So she’s trying to rein in Diablo Cody. “There’s a weird cloud around you when you’re recognizable. It was a brief window for me. I think you have to have a pathological need for attention of any type, negative or positive, to thrive in that kind of situation. And I only want compliments. I’m like, ‘Fuck it, I’m going to go back to anonymity and surround myself with friends and family who will kiss my ass all day.’ Like, power and money are wonderful things. Fame is for crazy people.”
The problem, if it’s a problem, is that her Cody persona makes for such an entertaining famous person: engaging, thoughtful, sardonic. There’s a reason she, not the actors, was the standout of the Juno press tour. She has a version of the Women Who Give Great Interviews dilemma (see Megan Fox and Katherine Heigl for the high-grade variety): Because of the anodyne state of celebrity reporting, in which tabloids are propaganda arms for the Kardashians and celebrities are PR-ed up to within an inch of their lives, anyone who says anything interesting immediately opens herself up to criticism. Cody says interesting things all the time, and the edges haven’t always been sanded off, like when she tells me, “There’s probably no experience more alienating than fame, other than a terminal illness, where you actually find yourself in a situation that nobody around you can relate to.”

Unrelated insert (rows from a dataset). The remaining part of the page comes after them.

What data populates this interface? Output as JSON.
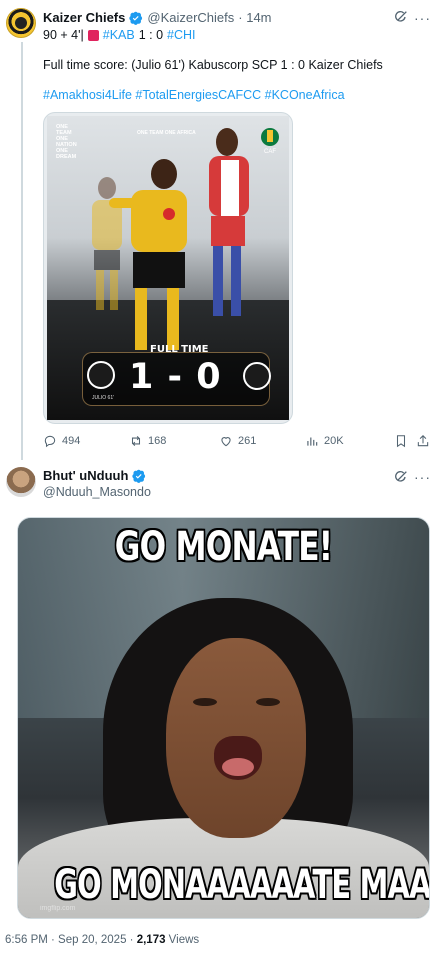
{
  "tweet1": {
    "author_name": "Kaizer Chiefs",
    "handle": "@KaizerChiefs",
    "time": "· 14m",
    "line1_prefix": "90 + 4'|",
    "line1_tag_home": "#KAB",
    "line1_score": "1 : 0",
    "line1_tag_away": "#CHI",
    "body": "Full time score: (Julio 61') Kabuscorp SCP 1 : 0 Kaizer Chiefs",
    "hashtags": "#Amakhosi4Life #TotalEnergiesCAFCC #KCOneAfrica",
    "media": {
      "side_text": "ONE TEAM ONE NATION ONE DREAM",
      "top_text": "ONE TEAM ONE AFRICA",
      "full_time": "FULL TIME",
      "score": "1 - 0",
      "scorer": "JULIO 61'"
    },
    "actions": {
      "replies": "494",
      "reposts": "168",
      "likes": "261",
      "views": "20K"
    }
  },
  "tweet2": {
    "author_name": "Bhut' uNduuh",
    "handle": "@Nduuh_Masondo",
    "meme": {
      "top_text": "GO MONATE!",
      "bottom_text": "GO MONAAAAAATE MAAN!",
      "watermark": "imgflip.com"
    },
    "footer": {
      "timestamp": "6:56 PM · Sep 20, 2025 · ",
      "views_count": "2,173",
      "views_label": " Views"
    }
  },
  "colors": {
    "accent": "#1d9bf0",
    "muted": "#536471",
    "text": "#0f1419",
    "divider": "#cfd9de"
  }
}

This penchant for spiky honesty is one Cody channels through Adult’s Mavis, whom she wrote as an utter narcissist, unfulfilled and lonely, alcoholic, and inconsiderate, in a state of hideous arrested development. “I felt like there were a lot of movies out there about the man-child. It had become a kind of genre unto itself,” Cody says, referring to the films of Judd Apatow and his peers, from Knocked Up to The Hangover. “Everybody thinks the man-child is so funny and cuddly and lovable, but I thought there’s something sinister and disturbing about a woman who’s in the same place. I think this movie is the female companion piece to Greenberg. Noah Baumbach would probably slit his throat if he heard me say that.”
Young Adult arrives on a wave of films and television shows interested in the immature female. Bad Teacher, another movie about a beautiful, horrible blonde (Cameron Diaz), and Bridesmaids, about a much more likable headcase, arrived this summer, followed by several fall sitcoms focusing on oddball women, like Whitney, 2 Broke Girls, and New Girl, the last written by fellow Fempire member Liz Meriwether. Cody can’t explain the trend, but she does approve of it. “I believe in just having as many representations as possible of women onscreen … good, bad, shitty, whatever. There just needs to be volume. ”
To prepare for the role, Theron watched DVDs of My Super Sweet 16 and The Hills. These sorts of reality shows play in the background throughout the movie. To Cody, who watches them herself, they are essential to the film’s meaning. Referring to a scene in which Mavis, on the verge of seeing the emptiness of her life, is reminded that she’s prettier, better dressed, and more interestingly employed than most people, Cody says, “To her that’s the criteria for a superior human being. And that’s fucked up, because that’s obviously not true. People have always wanted to be recognized, and that’s human nature. But people used to want to be recognized for their accomplishments, and now they simply want to be visible.”
Having spent a few years being very visible, Cody—or perhaps Brook Busey—is now hoping to be recognized for what she actually creates. She starts shooting her directorial debut, Lamb of God, in the New Year. It’s about a devout Christian who ends up in Vegas, so she’s all but guaranteed to remain in the spotlight. As for whether it, or anything else, will make her feel accomplished: “Oh my God,” she says. “That’s not possible.”